:: Data in this exercise ::
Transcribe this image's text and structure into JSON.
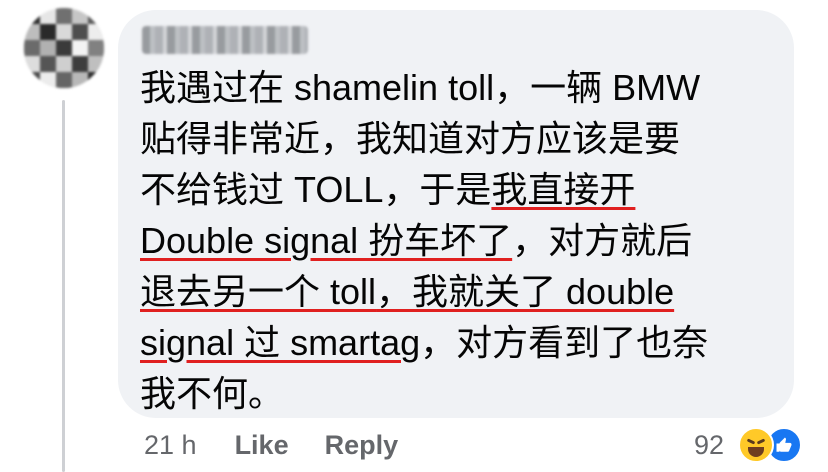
{
  "comment": {
    "lines": [
      "我遇过在 shamelin toll，一辆 BMW",
      "贴得非常近，我知道对方应该是要",
      "不给钱过 TOLL，于是",
      "我直接开",
      "Double signal 扮车坏了",
      "，对方就后",
      "退去另一个 toll",
      "，我就关了 double",
      "signal 过 smartag",
      "，对方看到了也奈",
      "我不何。"
    ]
  },
  "footer": {
    "time": "21 h",
    "like_label": "Like",
    "reply_label": "Reply",
    "reaction_count": "92"
  },
  "icons": {
    "haha": "haha-emoji-icon",
    "like": "like-icon"
  },
  "colors": {
    "bubble": "#f0f2f5",
    "underline": "#e02020",
    "text": "#050505",
    "secondary": "#65676b",
    "like_blue": "#1877f2",
    "haha_yellow": "#ffc928"
  }
}
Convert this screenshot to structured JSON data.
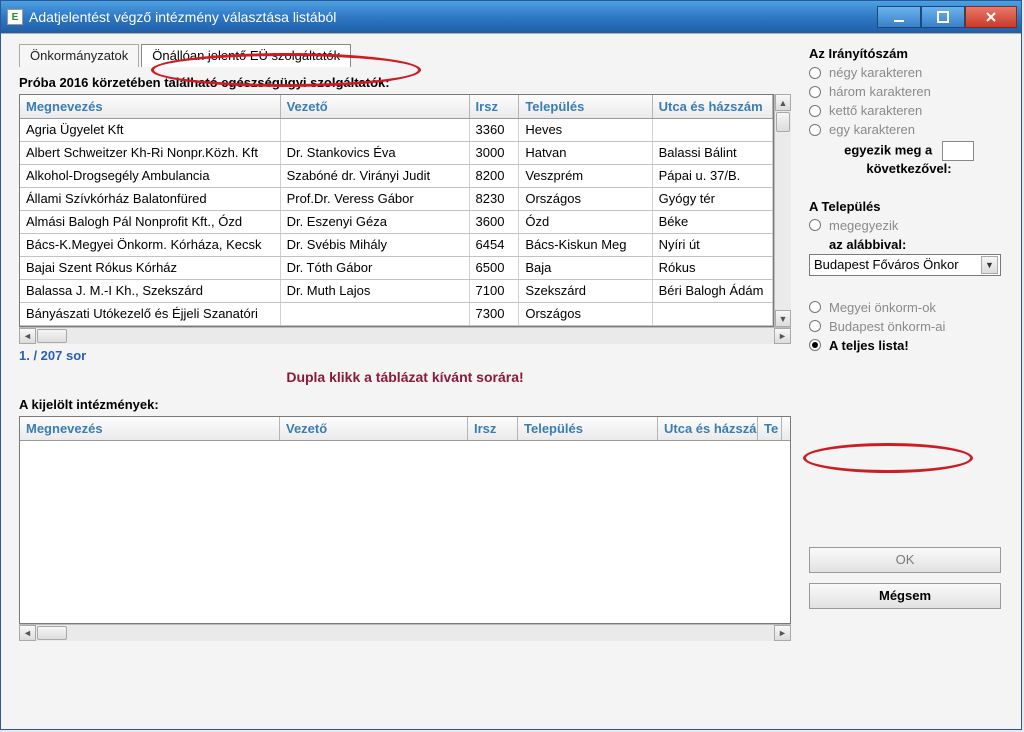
{
  "window": {
    "title": "Adatjelentést végző intézmény választása listából"
  },
  "tabs": {
    "gov": "Önkormányzatok",
    "eu": "Önállóan jelentő EÜ szolgáltatók"
  },
  "sectionTitle": "Próba 2016 körzetében található egészségügyi szolgáltatók:",
  "columns": {
    "name": "Megnevezés",
    "lead": "Vezető",
    "zip": "Irsz",
    "town": "Település",
    "street": "Utca és házszám",
    "te": "Te"
  },
  "rows": [
    {
      "name": "Agria Ügyelet Kft",
      "lead": "",
      "zip": "3360",
      "town": "Heves",
      "street": ""
    },
    {
      "name": "Albert Schweitzer Kh-Ri Nonpr.Közh. Kft",
      "lead": "Dr. Stankovics Éva",
      "zip": "3000",
      "town": "Hatvan",
      "street": "Balassi Bálint"
    },
    {
      "name": "Alkohol-Drogsegély Ambulancia",
      "lead": "Szabóné dr. Virányi Judit",
      "zip": "8200",
      "town": "Veszprém",
      "street": "Pápai u. 37/B."
    },
    {
      "name": "Állami Szívkórház Balatonfüred",
      "lead": "Prof.Dr. Veress Gábor",
      "zip": "8230",
      "town": "Országos",
      "street": "Gyógy tér"
    },
    {
      "name": "Almási Balogh Pál Nonprofit Kft., Ózd",
      "lead": "Dr. Eszenyi Géza",
      "zip": "3600",
      "town": "Ózd",
      "street": "Béke"
    },
    {
      "name": "Bács-K.Megyei Önkorm. Kórháza, Kecsk",
      "lead": "Dr. Svébis Mihály",
      "zip": "6454",
      "town": "Bács-Kiskun Meg",
      "street": "Nyíri út"
    },
    {
      "name": "Bajai Szent Rókus Kórház",
      "lead": "Dr. Tóth Gábor",
      "zip": "6500",
      "town": "Baja",
      "street": "Rókus"
    },
    {
      "name": "Balassa J. M.-I Kh., Szekszárd",
      "lead": "Dr. Muth Lajos",
      "zip": "7100",
      "town": "Szekszárd",
      "street": "Béri Balogh Ádám"
    },
    {
      "name": "Bányászati Utókezelő és Éjjeli Szanatóri",
      "lead": "",
      "zip": "7300",
      "town": "Országos",
      "street": ""
    }
  ],
  "rowCount": "1. / 207 sor",
  "hint": "Dupla klikk a táblázat kívánt sorára!",
  "selectedTitle": "A kijelölt intézmények:",
  "right": {
    "zipTitle": "Az Irányítószám",
    "zip4": "négy karakteren",
    "zip3": "három karakteren",
    "zip2": "kettő karakteren",
    "zip1": "egy karakteren",
    "matchTop": "egyezik meg a",
    "matchBottom": "következővel:",
    "townTitle": "A Település",
    "townMatch": "megegyezik",
    "townBelow": "az alábbival:",
    "dropdown": "Budapest Főváros Önkor",
    "megyei": "Megyei önkorm-ok",
    "budapest": "Budapest önkorm-ai",
    "allList": "A teljes lista!"
  },
  "buttons": {
    "ok": "OK",
    "cancel": "Mégsem"
  }
}
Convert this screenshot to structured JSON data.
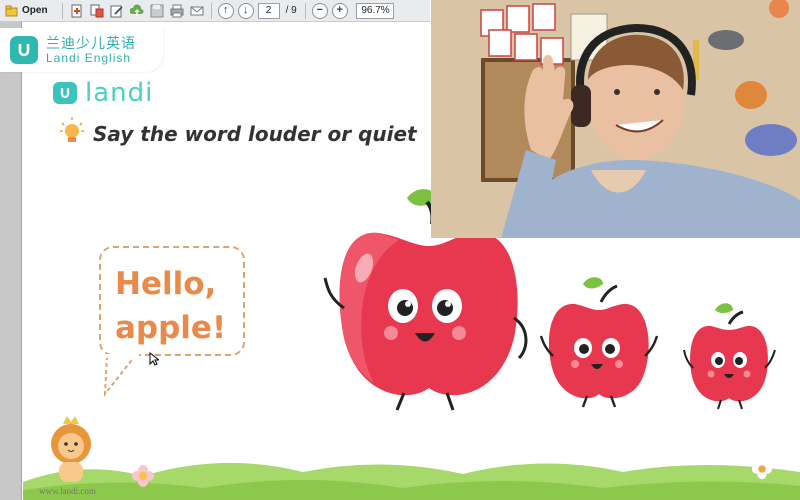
{
  "toolbar": {
    "open_label": "Open",
    "page_current": "2",
    "page_total": "/ 9",
    "zoom_value": "96.7%",
    "zoom_out_glyph": "−",
    "zoom_in_glyph": "+",
    "icons": [
      "open-icon",
      "export-icon",
      "convert-icon",
      "edit-icon",
      "upload-icon",
      "save-icon",
      "print-icon",
      "email-icon",
      "page-up-icon",
      "page-down-icon",
      "zoom-out-icon",
      "zoom-in-icon"
    ]
  },
  "brand_overlay": {
    "name_cn": "兰迪少儿英语",
    "name_en": "Landi English",
    "accent_color": "#2fb8b0"
  },
  "slide": {
    "logo_text": "landi",
    "instruction": "Say the word louder or quiet",
    "bubble_line1": "Hello,",
    "bubble_line2": "apple!",
    "website": "www.landi.com",
    "accent_orange": "#e98a4a",
    "apple_red": "#e8384f",
    "leaf_green": "#7cc242"
  },
  "webcam": {
    "description_icon": "teacher-webcam-feed"
  }
}
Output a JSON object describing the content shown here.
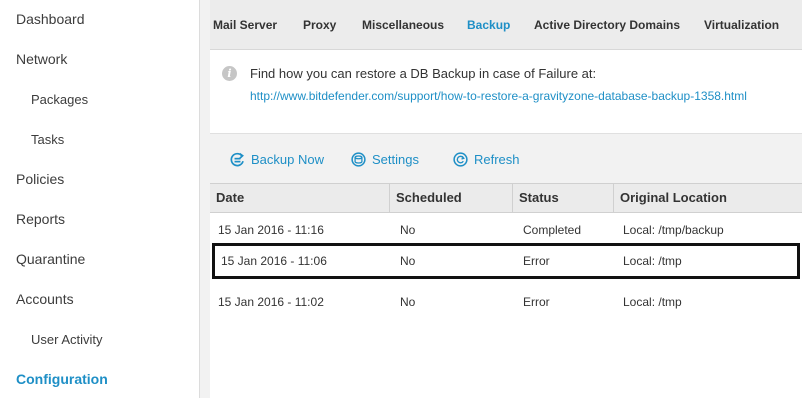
{
  "sidebar": {
    "items": [
      {
        "label": "Dashboard"
      },
      {
        "label": "Network"
      },
      {
        "label": "Packages"
      },
      {
        "label": "Tasks"
      },
      {
        "label": "Policies"
      },
      {
        "label": "Reports"
      },
      {
        "label": "Quarantine"
      },
      {
        "label": "Accounts"
      },
      {
        "label": "User Activity"
      },
      {
        "label": "Configuration"
      }
    ],
    "active": "Configuration"
  },
  "tabs": [
    {
      "label": "Mail Server"
    },
    {
      "label": "Proxy"
    },
    {
      "label": "Miscellaneous"
    },
    {
      "label": "Backup"
    },
    {
      "label": "Active Directory Domains"
    },
    {
      "label": "Virtualization"
    }
  ],
  "active_tab": "Backup",
  "info": {
    "icon": "info-icon",
    "text": "Find how you can restore a DB Backup in case of Failure at:",
    "link": "http://www.bitdefender.com/support/how-to-restore-a-gravityzone-database-backup-1358.html"
  },
  "toolbar": {
    "backup_now": "Backup Now",
    "settings": "Settings",
    "refresh": "Refresh"
  },
  "table": {
    "columns": [
      "Date",
      "Scheduled",
      "Status",
      "Original Location"
    ],
    "rows": [
      {
        "date": "15 Jan 2016 - 11:16",
        "scheduled": "No",
        "status": "Completed",
        "location": "Local: /tmp/backup"
      },
      {
        "date": "15 Jan 2016 - 11:06",
        "scheduled": "No",
        "status": "Error",
        "location": "Local: /tmp"
      },
      {
        "date": "15 Jan 2016 - 11:02",
        "scheduled": "No",
        "status": "Error",
        "location": "Local: /tmp"
      }
    ],
    "selected_row": 2
  },
  "colors": {
    "accent": "#1e8fc6",
    "text": "#333333",
    "tab_bar": "#ececec",
    "toolbar": "#f2f2f2"
  }
}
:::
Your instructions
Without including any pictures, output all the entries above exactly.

Answer area
Transcribe this image's text and structure into JSON.
{
  "comment": {
    "lines": [
      "我遇过在 shamelin toll，一辆 BMW",
      "贴得非常近，我知道对方应该是要",
      "不给钱过 TOLL，于是",
      "我直接开",
      "Double signal 扮车坏了",
      "，对方就后",
      "退去另一个 toll",
      "，我就关了 double",
      "signal 过 smartag",
      "，对方看到了也奈",
      "我不何。"
    ]
  },
  "footer": {
    "time": "21 h",
    "like_label": "Like",
    "reply_label": "Reply",
    "reaction_count": "92"
  },
  "icons": {
    "haha": "haha-emoji-icon",
    "like": "like-icon"
  },
  "colors": {
    "bubble": "#f0f2f5",
    "underline": "#e02020",
    "text": "#050505",
    "secondary": "#65676b",
    "like_blue": "#1877f2",
    "haha_yellow": "#ffc928"
  }
}
Convert this screenshot to structured JSON data.
{
  "window": {
    "title": "Adatjelentést végző intézmény választása listából"
  },
  "tabs": {
    "gov": "Önkormányzatok",
    "eu": "Önállóan jelentő EÜ szolgáltatók"
  },
  "sectionTitle": "Próba 2016 körzetében található egészségügyi szolgáltatók:",
  "columns": {
    "name": "Megnevezés",
    "lead": "Vezető",
    "zip": "Irsz",
    "town": "Település",
    "street": "Utca és házszám",
    "te": "Te"
  },
  "rows": [
    {
      "name": "Agria Ügyelet Kft",
      "lead": "",
      "zip": "3360",
      "town": "Heves",
      "street": ""
    },
    {
      "name": "Albert Schweitzer Kh-Ri Nonpr.Közh. Kft",
      "lead": "Dr. Stankovics Éva",
      "zip": "3000",
      "town": "Hatvan",
      "street": "Balassi Bálint"
    },
    {
      "name": "Alkohol-Drogsegély Ambulancia",
      "lead": "Szabóné dr. Virányi Judit",
      "zip": "8200",
      "town": "Veszprém",
      "street": "Pápai u. 37/B."
    },
    {
      "name": "Állami Szívkórház Balatonfüred",
      "lead": "Prof.Dr. Veress Gábor",
      "zip": "8230",
      "town": "Országos",
      "street": "Gyógy tér"
    },
    {
      "name": "Almási Balogh Pál Nonprofit Kft., Ózd",
      "lead": "Dr. Eszenyi Géza",
      "zip": "3600",
      "town": "Ózd",
      "street": "Béke"
    },
    {
      "name": "Bács-K.Megyei Önkorm. Kórháza, Kecsk",
      "lead": "Dr. Svébis Mihály",
      "zip": "6454",
      "town": "Bács-Kiskun Meg",
      "street": "Nyíri út"
    },
    {
      "name": "Bajai Szent Rókus Kórház",
      "lead": "Dr. Tóth Gábor",
      "zip": "6500",
      "town": "Baja",
      "street": "Rókus"
    },
    {
      "name": "Balassa J. M.-I Kh., Szekszárd",
      "lead": "Dr. Muth Lajos",
      "zip": "7100",
      "town": "Szekszárd",
      "street": "Béri Balogh Ádám"
    },
    {
      "name": "Bányászati Utókezelő és Éjjeli Szanatóri",
      "lead": "",
      "zip": "7300",
      "town": "Országos",
      "street": ""
    }
  ],
  "rowCount": "1. / 207 sor",
  "hint": "Dupla klikk a táblázat kívánt sorára!",
  "selectedTitle": "A kijelölt intézmények:",
  "right": {
    "zipTitle": "Az Irányítószám",
    "zip4": "négy karakteren",
    "zip3": "három karakteren",
    "zip2": "kettő karakteren",
    "zip1": "egy karakteren",
    "matchTop": "egyezik meg a",
    "matchBottom": "következővel:",
    "townTitle": "A Település",
    "townMatch": "megegyezik",
    "townBelow": "az alábbival:",
    "dropdown": "Budapest Főváros Önkor",
    "megyei": "Megyei önkorm-ok",
    "budapest": "Budapest önkorm-ai",
    "allList": "A teljes lista!"
  },
  "buttons": {
    "ok": "OK",
    "cancel": "Mégsem"
  }
}
Convert this screenshot to structured JSON data.
{
  "toolbar": {
    "open_label": "Open",
    "page_current": "2",
    "page_total": "/ 9",
    "zoom_value": "96.7%",
    "zoom_out_glyph": "−",
    "zoom_in_glyph": "+",
    "icons": [
      "open-icon",
      "export-icon",
      "convert-icon",
      "edit-icon",
      "upload-icon",
      "save-icon",
      "print-icon",
      "email-icon",
      "page-up-icon",
      "page-down-icon",
      "zoom-out-icon",
      "zoom-in-icon"
    ]
  },
  "brand_overlay": {
    "name_cn": "兰迪少儿英语",
    "name_en": "Landi English",
    "accent_color": "#2fb8b0"
  },
  "slide": {
    "logo_text": "landi",
    "instruction": "Say the word louder or quiet",
    "bubble_line1": "Hello,",
    "bubble_line2": "apple!",
    "website": "www.landi.com",
    "accent_orange": "#e98a4a",
    "apple_red": "#e8384f",
    "leaf_green": "#7cc242"
  },
  "webcam": {
    "description_icon": "teacher-webcam-feed"
  }
}
Output a JSON object describing the content shown here.
{
  "sidebar": {
    "items": [
      {
        "label": "Dashboard"
      },
      {
        "label": "Network"
      },
      {
        "label": "Packages"
      },
      {
        "label": "Tasks"
      },
      {
        "label": "Policies"
      },
      {
        "label": "Reports"
      },
      {
        "label": "Quarantine"
      },
      {
        "label": "Accounts"
      },
      {
        "label": "User Activity"
      },
      {
        "label": "Configuration"
      }
    ],
    "active": "Configuration"
  },
  "tabs": [
    {
      "label": "Mail Server"
    },
    {
      "label": "Proxy"
    },
    {
      "label": "Miscellaneous"
    },
    {
      "label": "Backup"
    },
    {
      "label": "Active Directory Domains"
    },
    {
      "label": "Virtualization"
    }
  ],
  "active_tab": "Backup",
  "info": {
    "icon": "info-icon",
    "text": "Find how you can restore a DB Backup in case of Failure at:",
    "link": "http://www.bitdefender.com/support/how-to-restore-a-gravityzone-database-backup-1358.html"
  },
  "toolbar": {
    "backup_now": "Backup Now",
    "settings": "Settings",
    "refresh": "Refresh"
  },
  "table": {
    "columns": [
      "Date",
      "Scheduled",
      "Status",
      "Original Location"
    ],
    "rows": [
      {
        "date": "15 Jan 2016 - 11:16",
        "scheduled": "No",
        "status": "Completed",
        "location": "Local: /tmp/backup"
      },
      {
        "date": "15 Jan 2016 - 11:06",
        "scheduled": "No",
        "status": "Error",
        "location": "Local: /tmp"
      },
      {
        "date": "15 Jan 2016 - 11:02",
        "scheduled": "No",
        "status": "Error",
        "location": "Local: /tmp"
      }
    ],
    "selected_row": 2
  },
  "colors": {
    "accent": "#1e8fc6",
    "text": "#333333",
    "tab_bar": "#ececec",
    "toolbar": "#f2f2f2"
  }
}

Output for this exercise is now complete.